A bold and enterprising country of the East, namely, Japan has shown us the way, although in a limited, and, from the standpoint of Islam, most imperfect manner. Japan learnt the material sciences and technology from the West and acquired mastery over them and, at the same time, it held fast to its spiritual background and cultural heritage. But, unfortunately, its religious creed and civilization were such that they could not keep abreast of time or fulfill the need of a universal message. Japanese culture is only an amalgam of antiquated beliefs and out-worn traditions. It is a miracle of the will-power and loyalty to the past of its people that modern Japan is still clinging to it. With Islam, on the other hand, it is wholly different. It stands for a Faith, a Shariah and a law for which the term ‘ancient’ and ‘modern’ have no meaning, and a civilization whose roots are embedded in imperishable truths. Like an evergreen tree it is always young and ready to send forth new blossoms. Hence, in Muslim countries the integration between modern sciences and the fundamental teachings of Islam can be worked out without any serious difficulty, and its impact will also be much more revolutionary and extensive than what we have experienced in Japan. In a tradition-bound country an attempt like this is bound to be self-defeating.
So far as the West is concerned it can never be genuinely sincere or sympathetic towards Islamic countries. Its malevolence is, partly, the outcome of history with memories of the Crusades and the bloody and long-drawn outstrifes between the Ottoman Empire and European nations still fresh in politicians’ minds. It is also partly dictated by common sense for the Muslim World, alone, possesses the potential strength and capability to constitute a danger to the universal ascendancy of the West or to confront it with a new Power Block based on a different philosophy of life and a call that transcends limitations of race and geography. It is strengthened, further, by the realization of the worth and importance of the vast mineral wealth and other natural resources lying within Muslim lands all of which can be of decisive consequence for the West, both economically and strategically. Finally, there is the traditional weakness of human nature that when a person is afflicted with an incurable disease he, sometimes, begins to derive a sort of morbid satisfaction from his desire, that others may become like him so that there can be nothing to distinguish the healthy from the sick. Those who can remain immune from this failing or overcome it successfully are those endowed with a genuine fear of God and love for humanity, but these noble qualities can be developed only through the teachings of the Holy Prophets. This wealth was, sadly, lost by the West ages ago.

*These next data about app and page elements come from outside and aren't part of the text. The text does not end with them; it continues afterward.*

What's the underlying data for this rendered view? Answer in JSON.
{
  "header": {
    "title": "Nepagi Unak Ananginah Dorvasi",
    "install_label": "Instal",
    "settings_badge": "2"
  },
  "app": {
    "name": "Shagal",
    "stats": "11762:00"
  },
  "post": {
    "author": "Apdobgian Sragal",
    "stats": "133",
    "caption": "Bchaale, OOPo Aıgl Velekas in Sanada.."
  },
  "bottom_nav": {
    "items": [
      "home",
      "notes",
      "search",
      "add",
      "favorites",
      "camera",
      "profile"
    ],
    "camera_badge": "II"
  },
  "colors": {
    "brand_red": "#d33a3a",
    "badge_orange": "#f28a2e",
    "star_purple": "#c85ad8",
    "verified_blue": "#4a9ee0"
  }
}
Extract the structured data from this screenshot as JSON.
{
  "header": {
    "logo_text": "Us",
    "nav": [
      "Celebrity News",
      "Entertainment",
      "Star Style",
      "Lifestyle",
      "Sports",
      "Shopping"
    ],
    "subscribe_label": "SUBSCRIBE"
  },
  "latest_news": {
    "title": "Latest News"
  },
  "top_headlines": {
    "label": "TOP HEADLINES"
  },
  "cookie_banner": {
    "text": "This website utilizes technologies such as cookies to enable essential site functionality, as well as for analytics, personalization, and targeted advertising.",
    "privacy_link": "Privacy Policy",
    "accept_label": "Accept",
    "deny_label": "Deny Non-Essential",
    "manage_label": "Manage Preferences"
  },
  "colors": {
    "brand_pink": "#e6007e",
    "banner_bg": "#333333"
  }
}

The world of Islam is passing through a crisis of confidence. However, unpalatable it may be the truth remains that the qualities of self-awareness and self-reliance are not the distinguishing features of Muslims in any part of the world today. Even those Muslim countries that are free (no matter whether they have been free for centuries or only recently attained freedom) are intellectually and educationally subservient to the West. The rulers of these countries often show commendable courage, even to the extent of incurring grave risks, in the political field but where the cultural, intellectual and educational spheres are concerned they betray an awful lack of self-confidence and freedom of judgment. It is an accepted fact that cultural and intellectual servility is much more harmful and degrading than political serfdom. Once a country has passed under the cultural and intellectual domination of another, it no longer becomes necessary for the latter to annex it politically. Further, since in the modern world the conquest and annexation of a country is no longer possible, superpowers are inclined to concentrate, more and more, on strengthening their cultural and intellectual hold over weaker nations instead of seeking their political subjugation.